• Task goal: In the copy, include every record below exactly as it appears, but no pictures.

• Records drawn from a dataset:
----------------------------------------

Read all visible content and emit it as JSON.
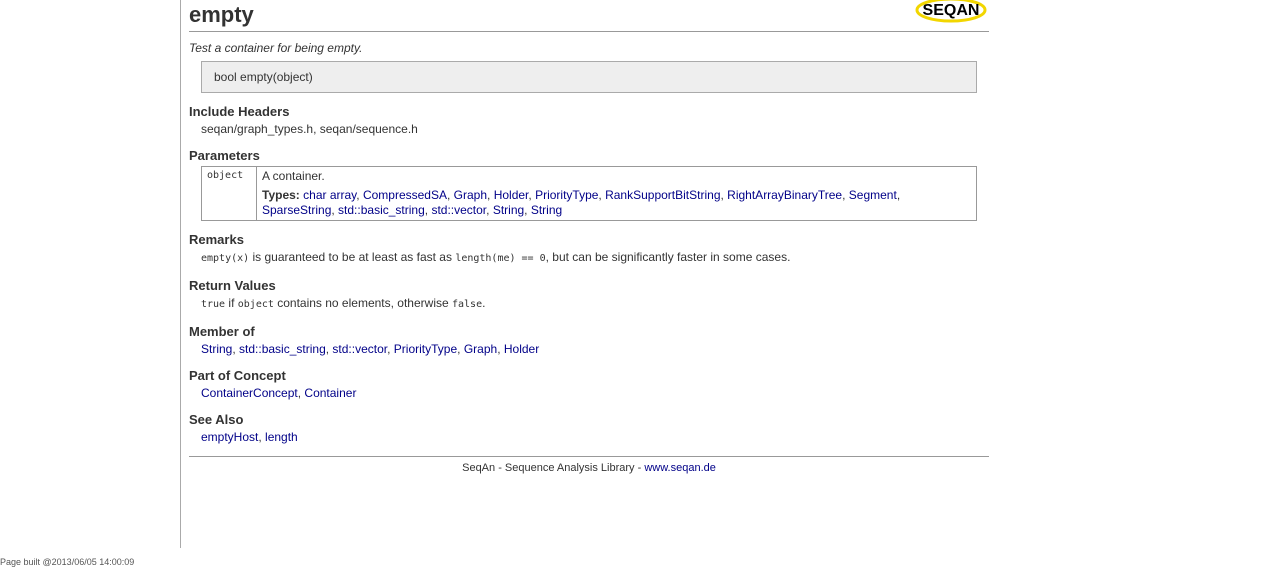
{
  "title": "empty",
  "logo_text": "SEQAN",
  "summary": "Test a container for being empty.",
  "signature": "bool empty(object)",
  "include_headers": {
    "title": "Include Headers",
    "value": "seqan/graph_types.h, seqan/sequence.h"
  },
  "parameters": {
    "title": "Parameters",
    "name": "object",
    "description": "A container.",
    "types_label": "Types:",
    "types": [
      "char array",
      "CompressedSA",
      "Graph",
      "Holder",
      "PriorityType",
      "RankSupportBitString",
      "RightArrayBinaryTree",
      "Segment",
      "SparseString",
      "std::basic_string",
      "std::vector",
      "String",
      "String"
    ]
  },
  "remarks": {
    "title": "Remarks",
    "code1": "empty(x)",
    "text1": " is guaranteed to be at least as fast as ",
    "code2": "length(me) == 0",
    "text2": ", but can be significantly faster in some cases."
  },
  "return_values": {
    "title": "Return Values",
    "code1": "true",
    "text1": " if ",
    "code2": "object",
    "text2": " contains no elements, otherwise ",
    "code3": "false",
    "text3": "."
  },
  "member_of": {
    "title": "Member of",
    "links": [
      "String",
      "std::basic_string",
      "std::vector",
      "PriorityType",
      "Graph",
      "Holder"
    ]
  },
  "part_of_concept": {
    "title": "Part of Concept",
    "links": [
      "ContainerConcept",
      "Container"
    ]
  },
  "see_also": {
    "title": "See Also",
    "links": [
      "emptyHost",
      "length"
    ]
  },
  "footer": {
    "text": "SeqAn - Sequence Analysis Library - ",
    "link": "www.seqan.de"
  },
  "build_info": "Page built @2013/06/05 14:00:09",
  "colors": {
    "link": "#000088",
    "logo_yellow": "#f2d600",
    "signature_bg": "#eeeeee"
  }
}
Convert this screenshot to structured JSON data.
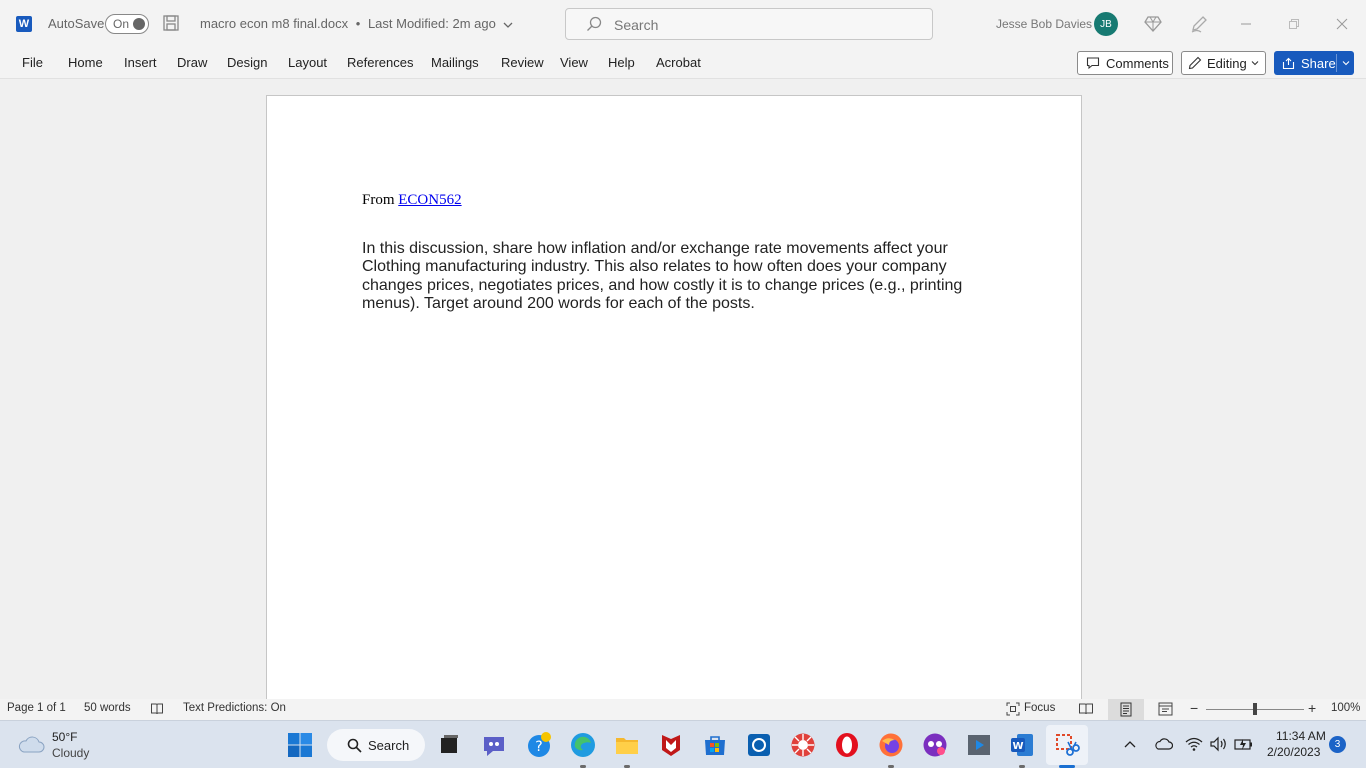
{
  "titlebar": {
    "app_logo": "W",
    "autosave_label": "AutoSave",
    "autosave_state": "On",
    "doc_name": "macro econ m8 final.docx",
    "separator": "•",
    "last_modified": "Last Modified: 2m ago",
    "search_placeholder": "Search",
    "user_name": "Jesse Bob Davies",
    "user_initials": "JB"
  },
  "ribbon": {
    "tabs": [
      "File",
      "Home",
      "Insert",
      "Draw",
      "Design",
      "Layout",
      "References",
      "Mailings",
      "Review",
      "View",
      "Help",
      "Acrobat"
    ],
    "comments_label": "Comments",
    "editing_label": "Editing",
    "share_label": "Share"
  },
  "document": {
    "from_prefix": "From ",
    "from_link": "ECON562 ",
    "body": "In this discussion, share how inflation and/or exchange rate movements affect your Clothing manufacturing industry. This also relates to how often does your company changes prices, negotiates prices, and how costly it is to change prices (e.g., printing menus). Target around 200 words for each of the posts."
  },
  "statusbar": {
    "page_info": "Page 1 of 1",
    "word_count": "50 words",
    "text_predictions": "Text Predictions: On",
    "focus_label": "Focus",
    "zoom_percent": "100%",
    "zoom_level": 1.0
  },
  "taskbar": {
    "weather_temp": "50°F",
    "weather_desc": "Cloudy",
    "search_label": "Search",
    "time": "11:34 AM",
    "date": "2/20/2023",
    "notification_count": "3"
  },
  "colors": {
    "accent": "#185abd",
    "avatar": "#177a72",
    "link": "#0000ee"
  }
}
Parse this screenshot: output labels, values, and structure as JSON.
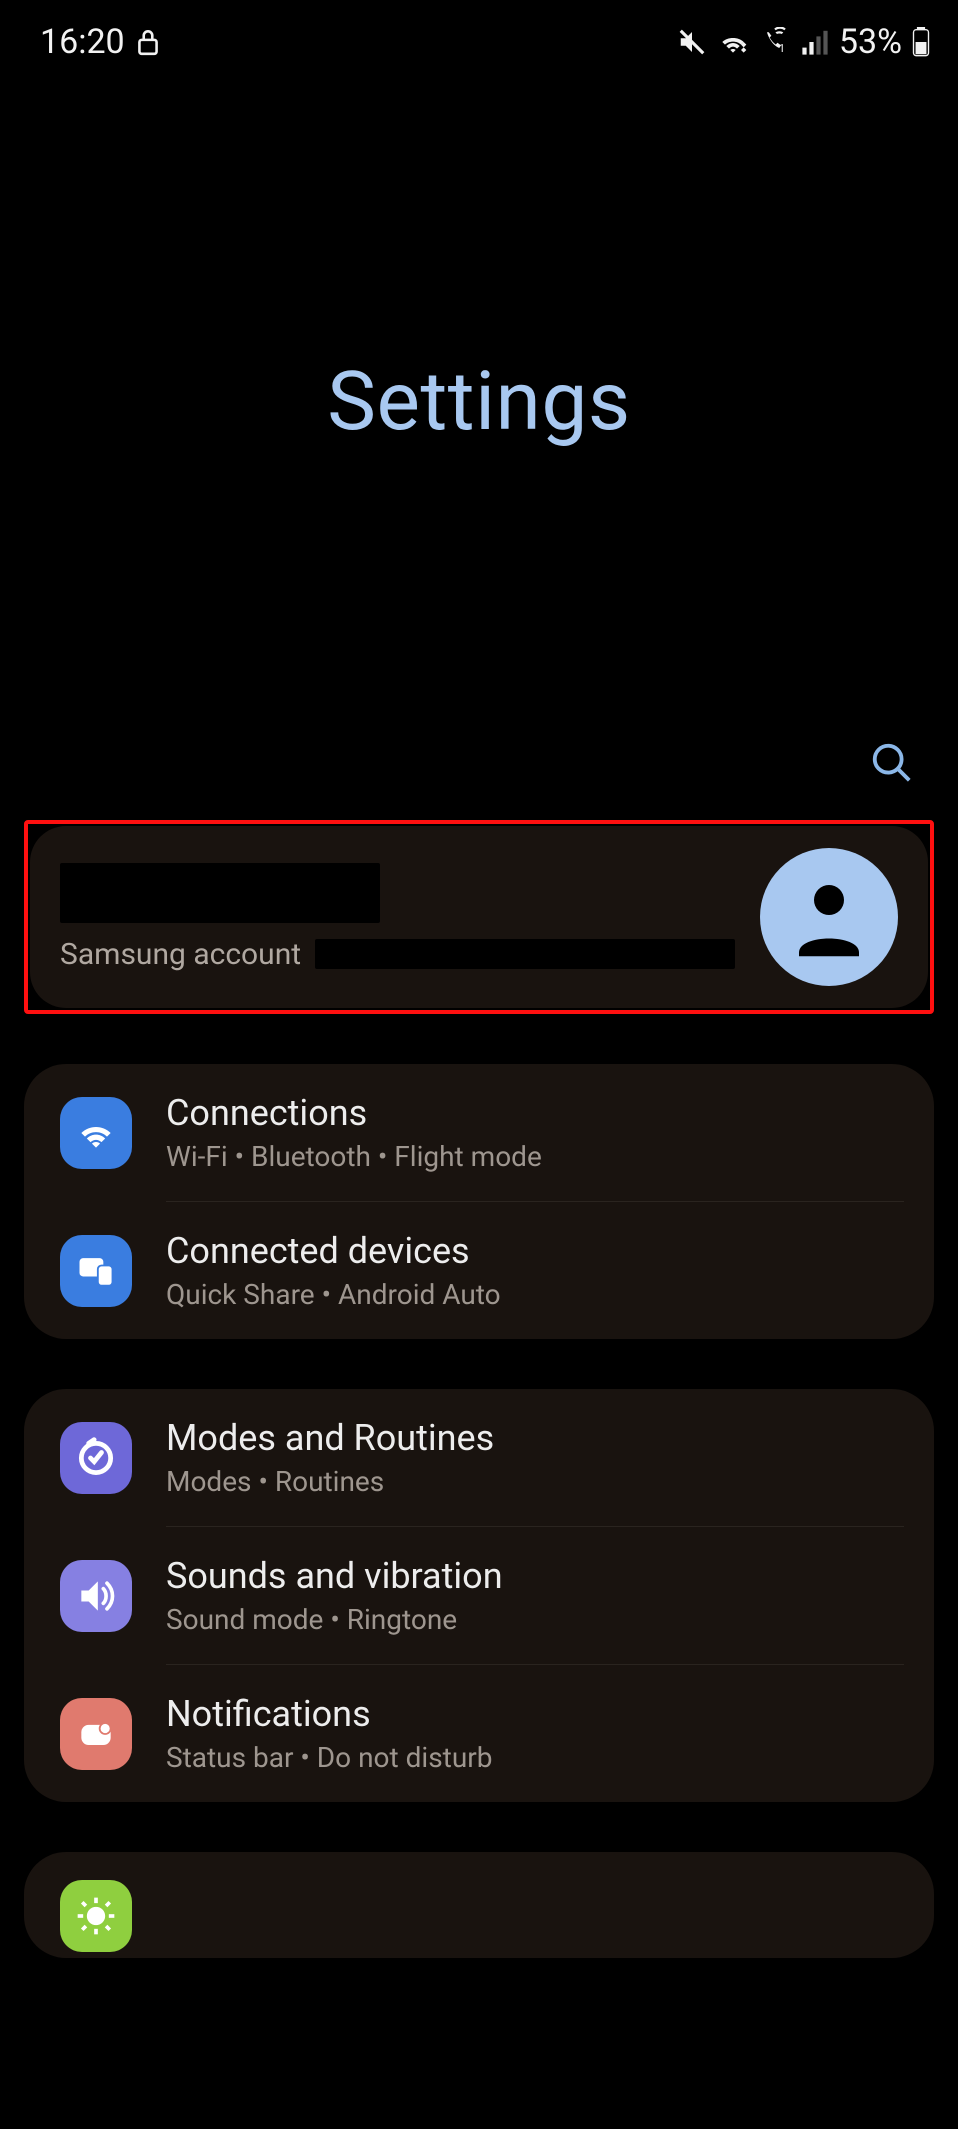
{
  "status": {
    "time": "16:20",
    "battery_pct": "53%"
  },
  "page": {
    "title": "Settings"
  },
  "account": {
    "subtitle": "Samsung account"
  },
  "groups": [
    {
      "items": [
        {
          "icon": "wifi-icon",
          "icon_bg": "ic-blue",
          "title": "Connections",
          "sub": "Wi-Fi  •  Bluetooth  •  Flight mode"
        },
        {
          "icon": "devices-icon",
          "icon_bg": "ic-blue2",
          "title": "Connected devices",
          "sub": "Quick Share  •  Android Auto"
        }
      ]
    },
    {
      "items": [
        {
          "icon": "routines-icon",
          "icon_bg": "ic-purple",
          "title": "Modes and Routines",
          "sub": "Modes  •  Routines"
        },
        {
          "icon": "sound-icon",
          "icon_bg": "ic-purple2",
          "title": "Sounds and vibration",
          "sub": "Sound mode  •  Ringtone"
        },
        {
          "icon": "notifications-icon",
          "icon_bg": "ic-red",
          "title": "Notifications",
          "sub": "Status bar  •  Do not disturb"
        }
      ]
    },
    {
      "items": [
        {
          "icon": "display-icon",
          "icon_bg": "ic-green",
          "title": "",
          "sub": ""
        }
      ]
    }
  ]
}
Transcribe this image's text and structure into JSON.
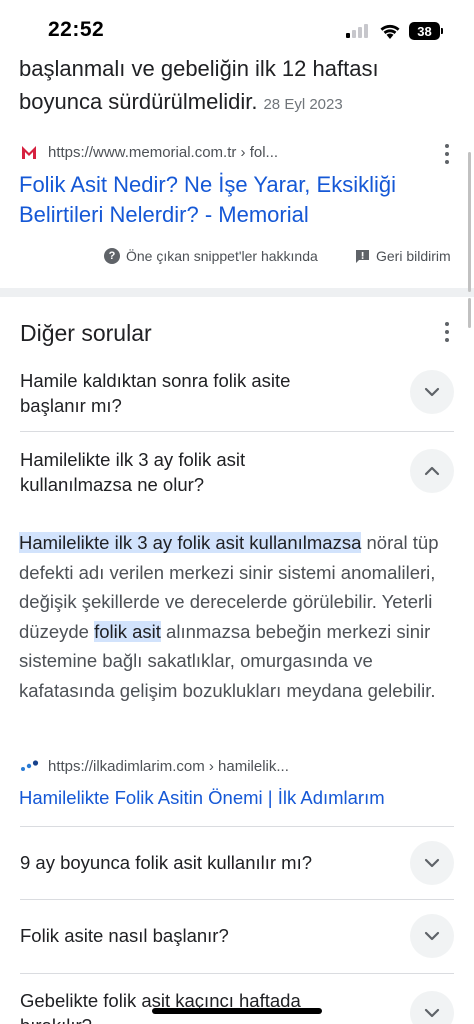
{
  "status_bar": {
    "time": "22:52",
    "battery": "38"
  },
  "top_snippet": {
    "text": "başlanmalı ve gebeliğin ilk 12 haftası boyunca sürdürülmelidir.",
    "date": "28 Eyl 2023"
  },
  "memorial_result": {
    "url": "https://www.memorial.com.tr › fol...",
    "title": "Folik Asit Nedir? Ne İşe Yarar, Eksikliği Belirtileri Nelerdir? - Memorial"
  },
  "feedback": {
    "about": "Öne çıkan snippet'ler hakkında",
    "report": "Geri bildirim"
  },
  "other_questions": {
    "heading": "Diğer sorular",
    "items": [
      {
        "question": "Hamile kaldıktan sonra folik asite başlanır mı?",
        "expanded": false
      },
      {
        "question": "Hamilelikte ilk 3 ay folik asit kullanılmazsa ne olur?",
        "expanded": true
      },
      {
        "question": "9 ay boyunca folik asit kullanılır mı?",
        "expanded": false
      },
      {
        "question": "Folik asite nasıl başlanır?",
        "expanded": false
      },
      {
        "question": "Gebelikte folik asit kaçıncı haftada bırakılır?",
        "expanded": false
      }
    ]
  },
  "answer": {
    "highlight_1": "Hamilelikte ilk 3 ay folik asit kullanılmazsa",
    "text_1": " nöral tüp defekti adı verilen merkezi sinir sistemi anomalileri, değişik şekillerde ve derecelerde görülebilir. Yeterli düzeyde ",
    "highlight_2": "folik asit",
    "text_2": " alınmazsa bebeğin merkezi sinir sistemine bağlı sakatlıklar, omurgasında ve kafatasında gelişim bozuklukları meydana gelebilir.",
    "source_url": "https://ilkadimlarim.com › hamilelik...",
    "source_title": "Hamilelikte Folik Asitin Önemi | İlk Adımlarım"
  },
  "colors": {
    "link": "#1558d6",
    "highlight": "#d2e3fc",
    "memorial_brand": "#d6213f"
  },
  "icons": {
    "memorial": "memorial-logo-icon",
    "ilkadimlarim": "ilkadimlarim-logo-icon",
    "help": "question-circle-icon",
    "feedback": "feedback-flag-icon",
    "more": "more-vert-icon",
    "expand": "chevron-down-icon",
    "collapse": "chevron-up-icon"
  }
}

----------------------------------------

• Result for this exercise:
Read all visible content and emit it as JSON.
{
  "title": "empty",
  "logo_text": "SEQAN",
  "summary": "Test a container for being empty.",
  "signature": "bool empty(object)",
  "include_headers": {
    "title": "Include Headers",
    "value": "seqan/graph_types.h, seqan/sequence.h"
  },
  "parameters": {
    "title": "Parameters",
    "name": "object",
    "description": "A container.",
    "types_label": "Types:",
    "types": [
      "char array",
      "CompressedSA",
      "Graph",
      "Holder",
      "PriorityType",
      "RankSupportBitString",
      "RightArrayBinaryTree",
      "Segment",
      "SparseString",
      "std::basic_string",
      "std::vector",
      "String",
      "String"
    ]
  },
  "remarks": {
    "title": "Remarks",
    "code1": "empty(x)",
    "text1": " is guaranteed to be at least as fast as ",
    "code2": "length(me) == 0",
    "text2": ", but can be significantly faster in some cases."
  },
  "return_values": {
    "title": "Return Values",
    "code1": "true",
    "text1": " if ",
    "code2": "object",
    "text2": " contains no elements, otherwise ",
    "code3": "false",
    "text3": "."
  },
  "member_of": {
    "title": "Member of",
    "links": [
      "String",
      "std::basic_string",
      "std::vector",
      "PriorityType",
      "Graph",
      "Holder"
    ]
  },
  "part_of_concept": {
    "title": "Part of Concept",
    "links": [
      "ContainerConcept",
      "Container"
    ]
  },
  "see_also": {
    "title": "See Also",
    "links": [
      "emptyHost",
      "length"
    ]
  },
  "footer": {
    "text": "SeqAn - Sequence Analysis Library - ",
    "link": "www.seqan.de"
  },
  "build_info": "Page built @2013/06/05 14:00:09",
  "colors": {
    "link": "#000088",
    "logo_yellow": "#f2d600",
    "signature_bg": "#eeeeee"
  }
}
Convert this screenshot to structured JSON data.
{
  "titlebar": {
    "app_logo": "W",
    "autosave_label": "AutoSave",
    "autosave_state": "On",
    "doc_name": "macro econ m8 final.docx",
    "separator": "•",
    "last_modified": "Last Modified: 2m ago",
    "search_placeholder": "Search",
    "user_name": "Jesse Bob Davies",
    "user_initials": "JB"
  },
  "ribbon": {
    "tabs": [
      "File",
      "Home",
      "Insert",
      "Draw",
      "Design",
      "Layout",
      "References",
      "Mailings",
      "Review",
      "View",
      "Help",
      "Acrobat"
    ],
    "comments_label": "Comments",
    "editing_label": "Editing",
    "share_label": "Share"
  },
  "document": {
    "from_prefix": "From ",
    "from_link": "ECON562 ",
    "body": "In this discussion, share how inflation and/or exchange rate movements affect your Clothing manufacturing industry. This also relates to how often does your company changes prices, negotiates prices, and how costly it is to change prices (e.g., printing menus). Target around 200 words for each of the posts."
  },
  "statusbar": {
    "page_info": "Page 1 of 1",
    "word_count": "50 words",
    "text_predictions": "Text Predictions: On",
    "focus_label": "Focus",
    "zoom_percent": "100%",
    "zoom_level": 1.0
  },
  "taskbar": {
    "weather_temp": "50°F",
    "weather_desc": "Cloudy",
    "search_label": "Search",
    "time": "11:34 AM",
    "date": "2/20/2023",
    "notification_count": "3"
  },
  "colors": {
    "accent": "#185abd",
    "avatar": "#177a72",
    "link": "#0000ee"
  }
}
Parse this screenshot: output labels, values, and structure as JSON.
{
  "status": {
    "time": "16:20",
    "battery_pct": "53%"
  },
  "page": {
    "title": "Settings"
  },
  "account": {
    "subtitle": "Samsung account"
  },
  "groups": [
    {
      "items": [
        {
          "icon": "wifi-icon",
          "icon_bg": "ic-blue",
          "title": "Connections",
          "sub": "Wi-Fi  •  Bluetooth  •  Flight mode"
        },
        {
          "icon": "devices-icon",
          "icon_bg": "ic-blue2",
          "title": "Connected devices",
          "sub": "Quick Share  •  Android Auto"
        }
      ]
    },
    {
      "items": [
        {
          "icon": "routines-icon",
          "icon_bg": "ic-purple",
          "title": "Modes and Routines",
          "sub": "Modes  •  Routines"
        },
        {
          "icon": "sound-icon",
          "icon_bg": "ic-purple2",
          "title": "Sounds and vibration",
          "sub": "Sound mode  •  Ringtone"
        },
        {
          "icon": "notifications-icon",
          "icon_bg": "ic-red",
          "title": "Notifications",
          "sub": "Status bar  •  Do not disturb"
        }
      ]
    },
    {
      "items": [
        {
          "icon": "display-icon",
          "icon_bg": "ic-green",
          "title": "",
          "sub": ""
        }
      ]
    }
  ]
}
Transcribe this image's text and structure into JSON.
{
  "status_bar": {
    "time": "22:52",
    "battery": "38"
  },
  "top_snippet": {
    "text": "başlanmalı ve gebeliğin ilk 12 haftası boyunca sürdürülmelidir.",
    "date": "28 Eyl 2023"
  },
  "memorial_result": {
    "url": "https://www.memorial.com.tr › fol...",
    "title": "Folik Asit Nedir? Ne İşe Yarar, Eksikliği Belirtileri Nelerdir? - Memorial"
  },
  "feedback": {
    "about": "Öne çıkan snippet'ler hakkında",
    "report": "Geri bildirim"
  },
  "other_questions": {
    "heading": "Diğer sorular",
    "items": [
      {
        "question": "Hamile kaldıktan sonra folik asite başlanır mı?",
        "expanded": false
      },
      {
        "question": "Hamilelikte ilk 3 ay folik asit kullanılmazsa ne olur?",
        "expanded": true
      },
      {
        "question": "9 ay boyunca folik asit kullanılır mı?",
        "expanded": false
      },
      {
        "question": "Folik asite nasıl başlanır?",
        "expanded": false
      },
      {
        "question": "Gebelikte folik asit kaçıncı haftada bırakılır?",
        "expanded": false
      }
    ]
  },
  "answer": {
    "highlight_1": "Hamilelikte ilk 3 ay folik asit kullanılmazsa",
    "text_1": " nöral tüp defekti adı verilen merkezi sinir sistemi anomalileri, değişik şekillerde ve derecelerde görülebilir. Yeterli düzeyde ",
    "highlight_2": "folik asit",
    "text_2": " alınmazsa bebeğin merkezi sinir sistemine bağlı sakatlıklar, omurgasında ve kafatasında gelişim bozuklukları meydana gelebilir.",
    "source_url": "https://ilkadimlarim.com › hamilelik...",
    "source_title": "Hamilelikte Folik Asitin Önemi | İlk Adımlarım"
  },
  "colors": {
    "link": "#1558d6",
    "highlight": "#d2e3fc",
    "memorial_brand": "#d6213f"
  },
  "icons": {
    "memorial": "memorial-logo-icon",
    "ilkadimlarim": "ilkadimlarim-logo-icon",
    "help": "question-circle-icon",
    "feedback": "feedback-flag-icon",
    "more": "more-vert-icon",
    "expand": "chevron-down-icon",
    "collapse": "chevron-up-icon"
  }
}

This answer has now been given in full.